It’s a little difficult to be writing about Body Mass Index and fitness related things when you’re not really interested in it. I still wanted this website to work, so I did what I thought was good for improving rankings. So I wrote. I wrote on the calculerIMC blog, and outside the blog. I wrote about the body mass index and all other kinds of indexes that I didn’t even know existed. I like to do a good job so I think the articles are good, but I felt like it was not my calling in life to be doing this.
In retrospect, I should maybe have outsourced this part. But outsourcing content creation in French is something harder than outsourcing it in English (and more costly too). So I don’t know if the ROI would have been great with outsourcing. However, it’s something you should consider if you’re not interested in writing articles for your niche.
- Lesson #6: monetizing properly requires time and experimentation
I figured I would have people calculate their BMI, and then based on the results, display a small recommendation of an affiliate product (Basically if people are overweight, to display a fitness related ebook). The conversion rates were dismal.
Several people told me (on Hacker News and elsewhere) that it doesn’t work to show an affiliate offer so abruptly. You need to nurture your visitor. One advice that stuck and that I’ve tried to do something about was:
- partner with a fitness coach or somebody else who highly values your visitors (in this case, people concerned about weight)
- have him write a autoresponder by email, providing a combination of free tips and paid services (for examples, real gym membership)
- negotiate a fee for each subscriber you send to the partner

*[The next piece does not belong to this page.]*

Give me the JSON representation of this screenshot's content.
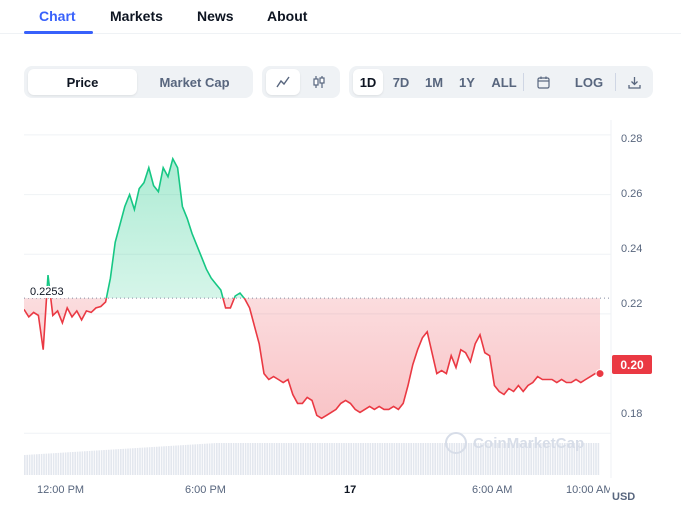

- entice people to give their email address by giving away a valuable resource for free. It could be for example tips about keeping track of your BMI (not that I can imagine many things about it!)
Unfortunately, I couldn’t get any partnerships going. Only 1 company replied and was not interested. So I was stuck with affiliate marketing for the time being. In the end, I did get some revenue based on affiliate offers. The month of January was very good with $170 of affiliate income (but it was a statistical anomaly, as many people went to the website in January (new year’s resolutions!). Check out my post about my websites’ funny statistics.
- Lesson #7: negotiation is under rated
Mickael wanted to buy the website. He actually owns Calculer Son Imc which is a competitor of my website.
He first asked me if I would sell it a few months ago, but I didn’t bother to reply since I still had ambitions to push the site and the revenues forward. He emailed me again in January and this time I did consider. Considering advice I read on the Internet about negotiations, I didn’t say my price first and instead asked for his price. He offered 1100 euros. I looked around on the Internet, looked at valuations of sites on Flippa and decided it was definitely not enough. So I counter offered at 2000 euros. After a few rounds, we did in the end settle for 1900 euros (2500 dollars), and I think we’re both happy with it.- I could free myself for a good price from a website I didn’t actually want to continue promoting, as I have many things on my plate now (mostly my new SAAS file sharing for small french businesses).- He gets a good asset for a reasonable price that will help him in his quest for French Body Mass Index market domination. I’m convinced the site is very under-monetized at the moment, and it could do well better with someone who can take proper care of it.Back to the mechanics of negotiation : always counter offer. If the other party doesn’t meet your price, then you can still lower it.
In the end, I’m really happy I’ve sold this website now, I’ve made some more cash to finance my current project and my expensive lifestyle in Paris (!), and I’ll try to keep an eye on how much time I spend on my side projects to evaluate the return on investment.